Activity. Single out the lines of the material that contain "text" and copy them.

Provided data.
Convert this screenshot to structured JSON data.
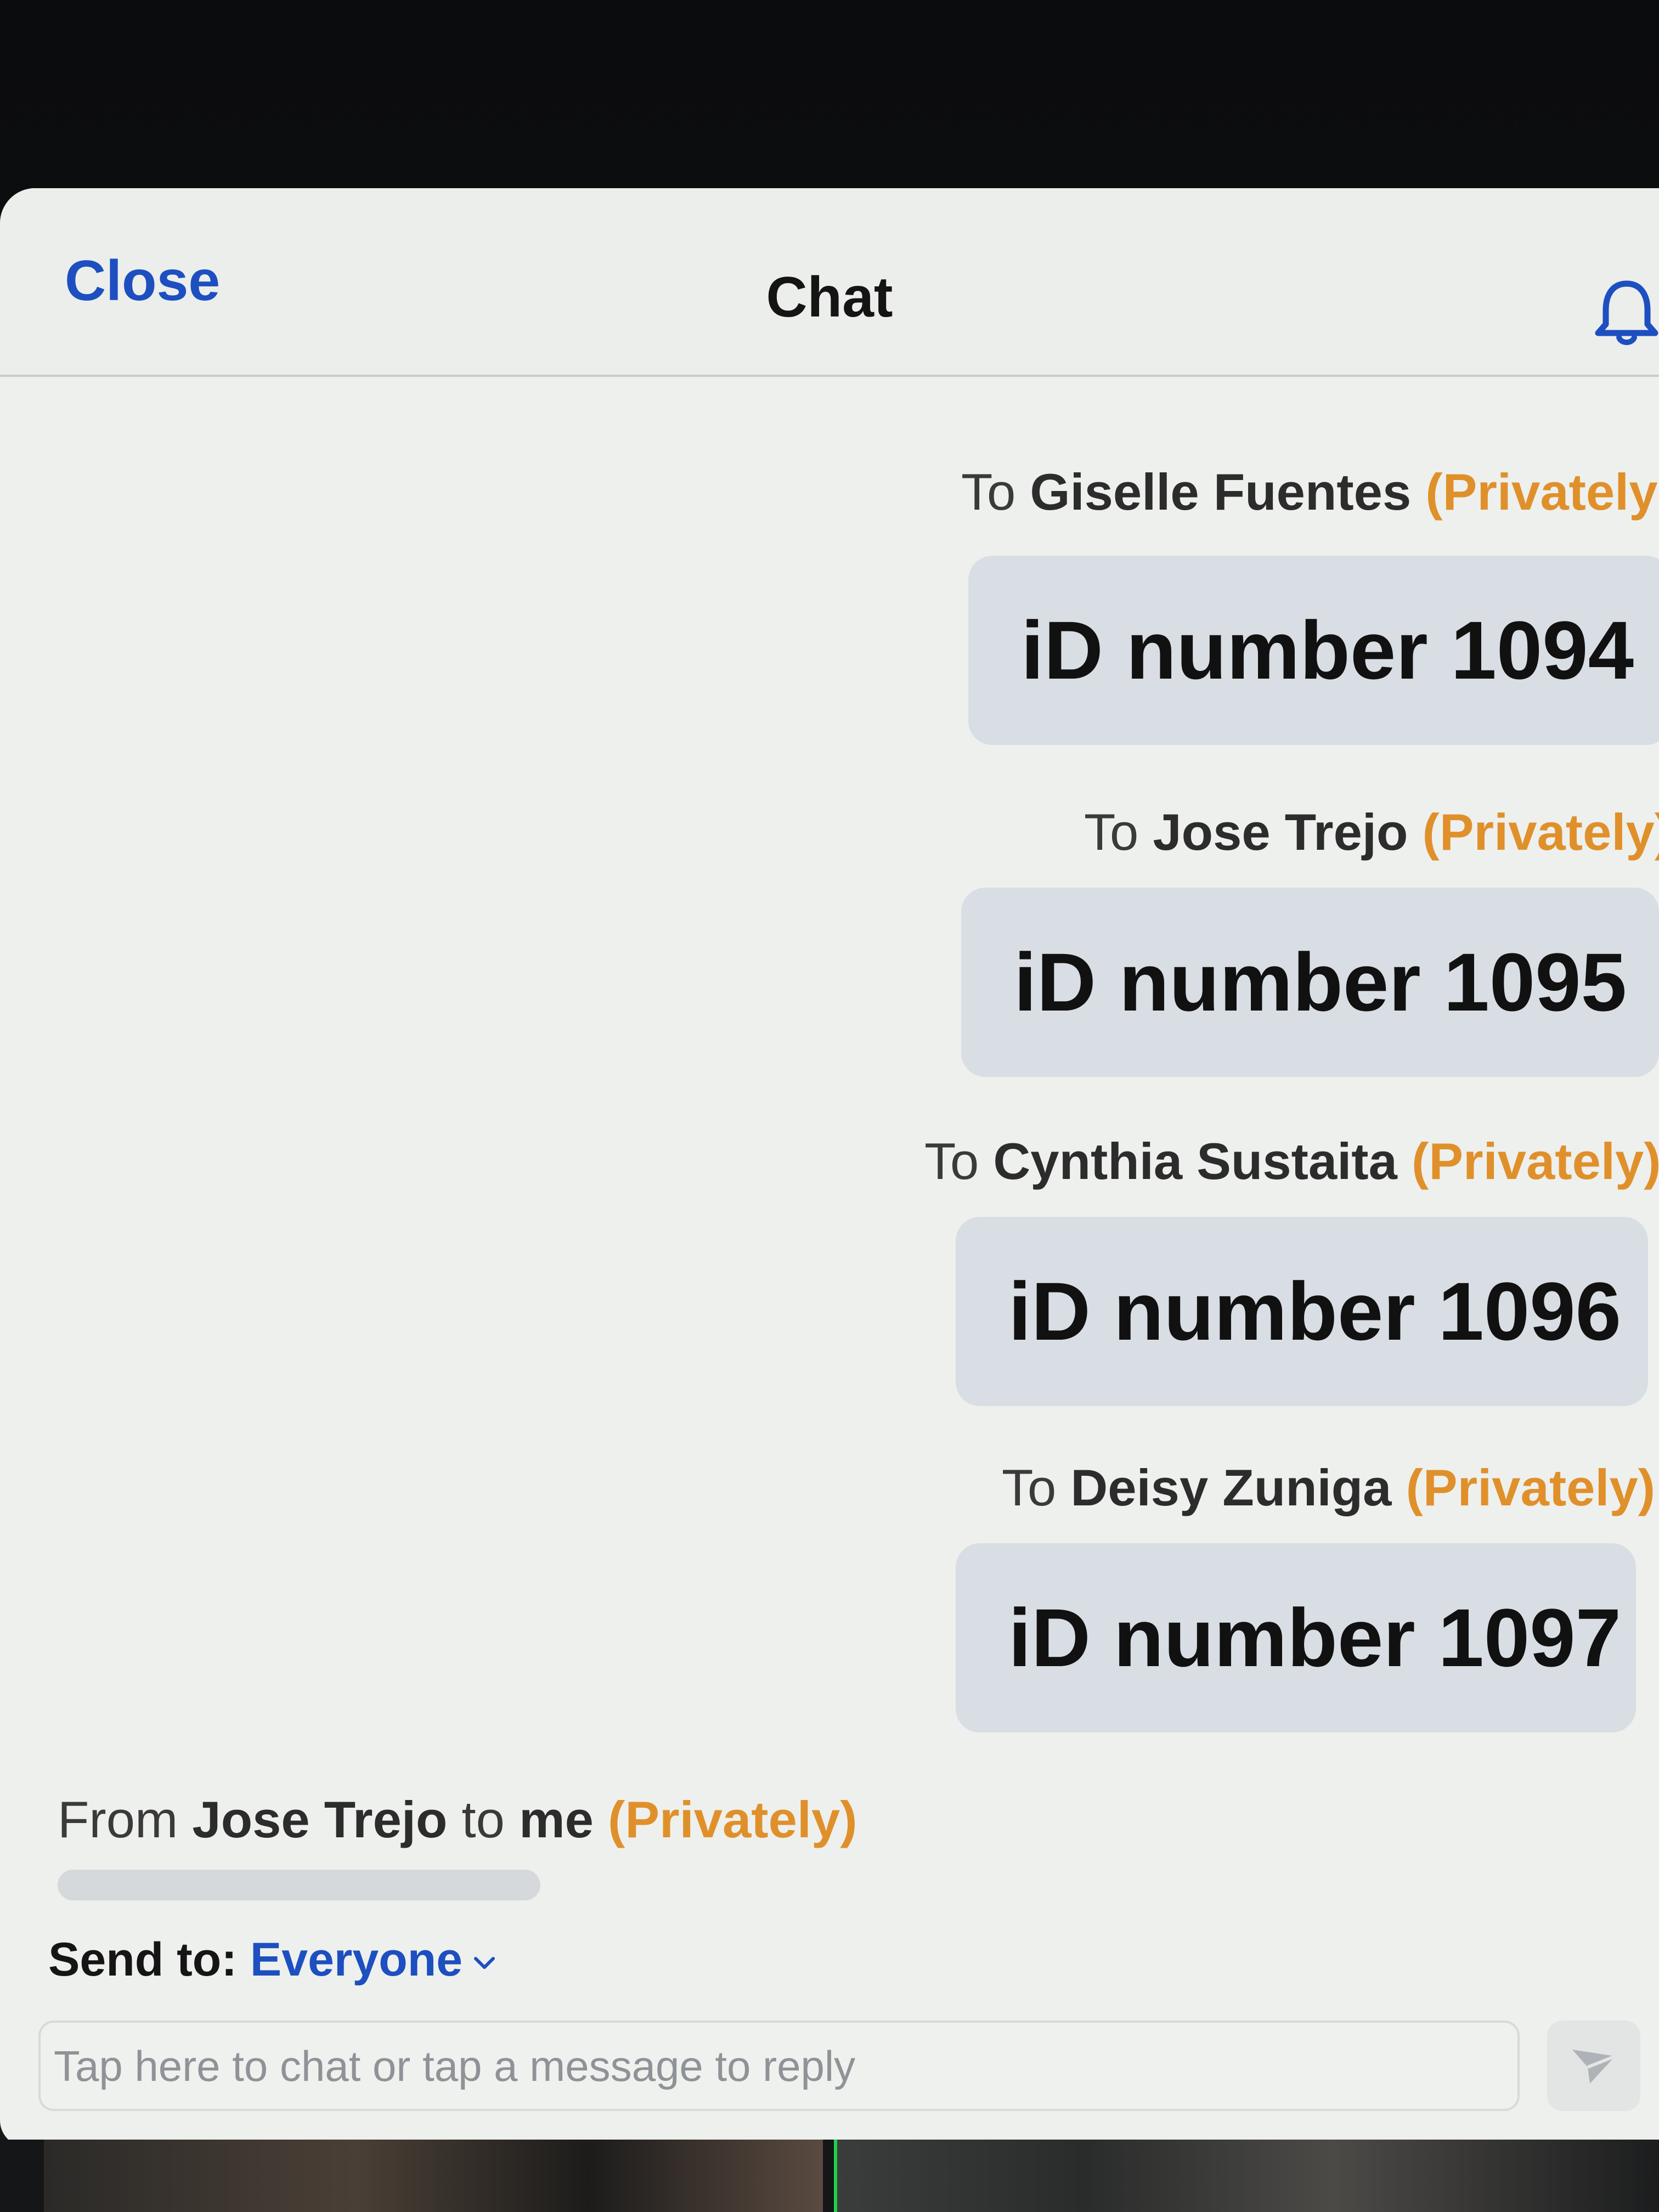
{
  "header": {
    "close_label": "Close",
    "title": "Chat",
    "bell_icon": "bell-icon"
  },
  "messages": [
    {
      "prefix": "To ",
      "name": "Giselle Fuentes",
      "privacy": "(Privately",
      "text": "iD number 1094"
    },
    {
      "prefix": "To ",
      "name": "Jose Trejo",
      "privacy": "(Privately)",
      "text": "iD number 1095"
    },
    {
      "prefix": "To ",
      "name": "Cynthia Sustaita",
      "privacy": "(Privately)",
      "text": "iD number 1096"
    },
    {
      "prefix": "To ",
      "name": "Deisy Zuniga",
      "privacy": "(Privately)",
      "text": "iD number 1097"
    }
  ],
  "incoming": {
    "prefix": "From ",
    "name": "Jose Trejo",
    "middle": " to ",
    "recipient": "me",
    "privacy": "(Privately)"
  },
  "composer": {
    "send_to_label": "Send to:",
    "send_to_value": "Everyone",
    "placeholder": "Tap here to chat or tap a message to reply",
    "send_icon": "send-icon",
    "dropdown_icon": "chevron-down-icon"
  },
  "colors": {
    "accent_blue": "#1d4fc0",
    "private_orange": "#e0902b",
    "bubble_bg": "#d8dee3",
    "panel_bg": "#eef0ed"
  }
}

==

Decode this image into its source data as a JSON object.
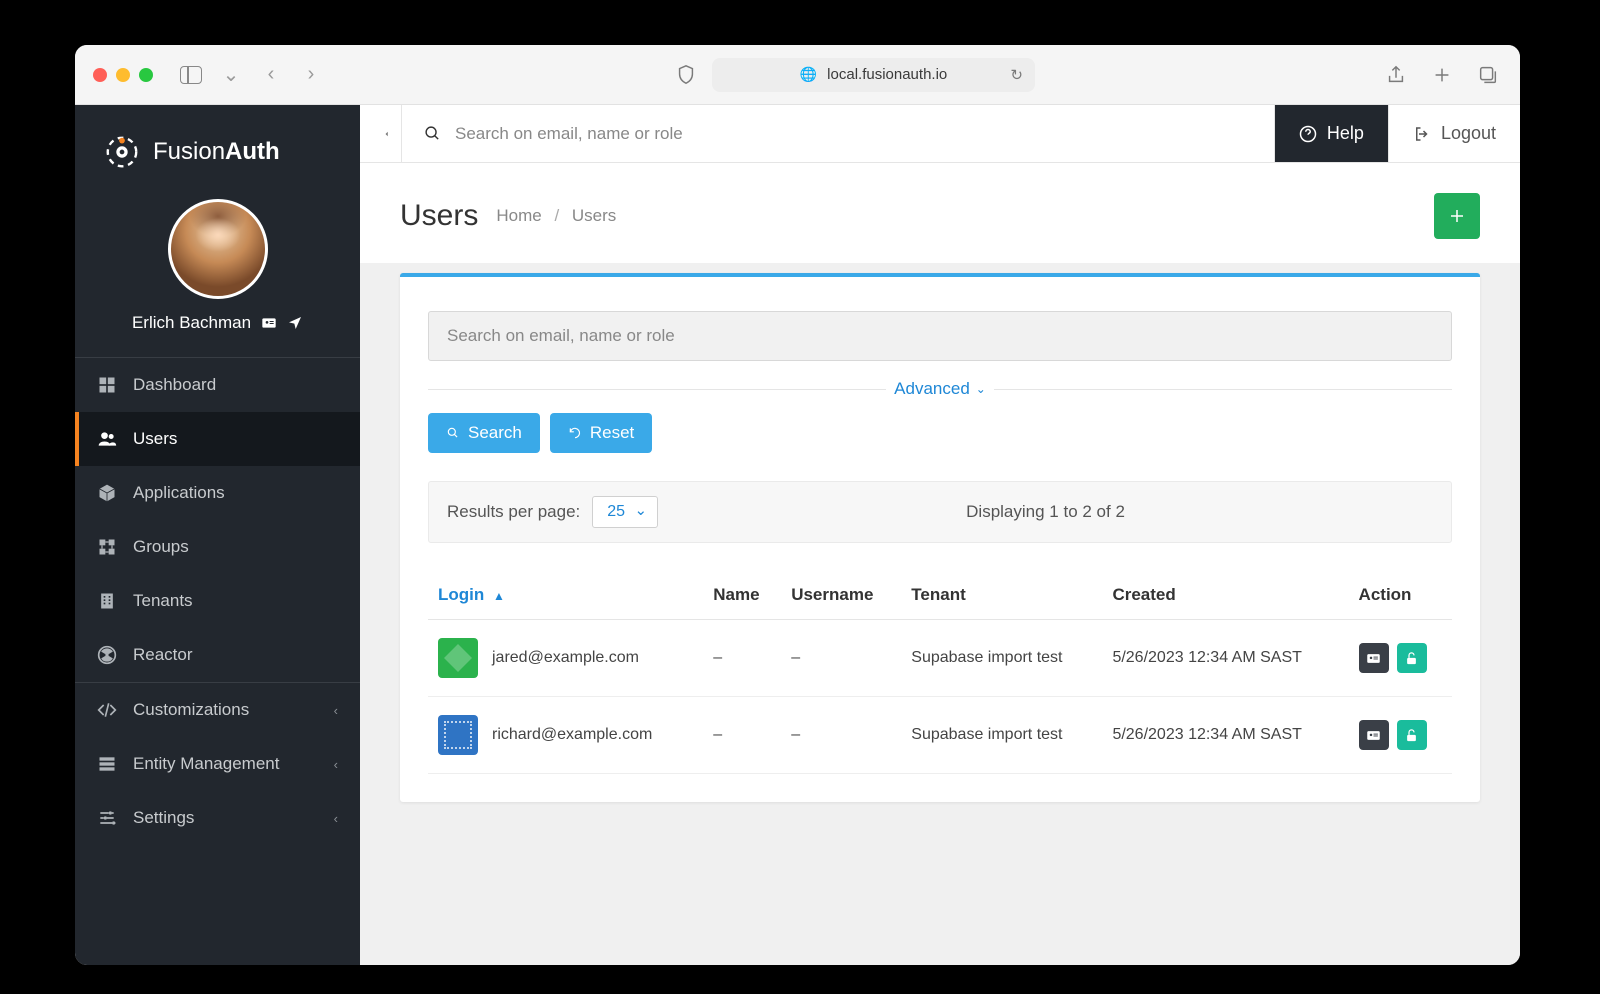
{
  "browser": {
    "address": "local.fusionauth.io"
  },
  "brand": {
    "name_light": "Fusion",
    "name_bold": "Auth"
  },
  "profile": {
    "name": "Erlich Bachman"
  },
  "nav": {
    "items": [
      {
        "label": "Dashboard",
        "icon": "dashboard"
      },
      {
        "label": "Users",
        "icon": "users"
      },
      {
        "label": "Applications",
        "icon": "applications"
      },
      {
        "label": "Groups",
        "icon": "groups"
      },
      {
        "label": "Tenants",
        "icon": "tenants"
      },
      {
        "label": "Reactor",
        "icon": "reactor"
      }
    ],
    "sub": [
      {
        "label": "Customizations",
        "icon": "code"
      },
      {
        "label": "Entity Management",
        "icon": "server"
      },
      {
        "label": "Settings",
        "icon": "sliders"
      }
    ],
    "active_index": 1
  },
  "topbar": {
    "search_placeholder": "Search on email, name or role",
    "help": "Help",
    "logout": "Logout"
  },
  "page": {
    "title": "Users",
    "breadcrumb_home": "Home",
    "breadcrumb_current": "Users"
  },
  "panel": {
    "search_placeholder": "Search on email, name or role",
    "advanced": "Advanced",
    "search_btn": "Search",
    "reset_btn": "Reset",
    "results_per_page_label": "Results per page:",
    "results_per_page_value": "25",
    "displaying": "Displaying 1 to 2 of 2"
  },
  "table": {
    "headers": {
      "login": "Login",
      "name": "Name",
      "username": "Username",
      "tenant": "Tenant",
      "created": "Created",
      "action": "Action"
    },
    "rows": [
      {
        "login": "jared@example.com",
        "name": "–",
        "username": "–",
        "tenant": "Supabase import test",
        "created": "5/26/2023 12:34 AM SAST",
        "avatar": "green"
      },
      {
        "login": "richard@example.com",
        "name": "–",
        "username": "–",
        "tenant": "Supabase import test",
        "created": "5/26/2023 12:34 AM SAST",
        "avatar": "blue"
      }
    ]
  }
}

Written answer.
      "text": "iD number 1094"
      "text": "iD number 1095"
      "text": "iD number 1096"
      "text": "iD number 1097"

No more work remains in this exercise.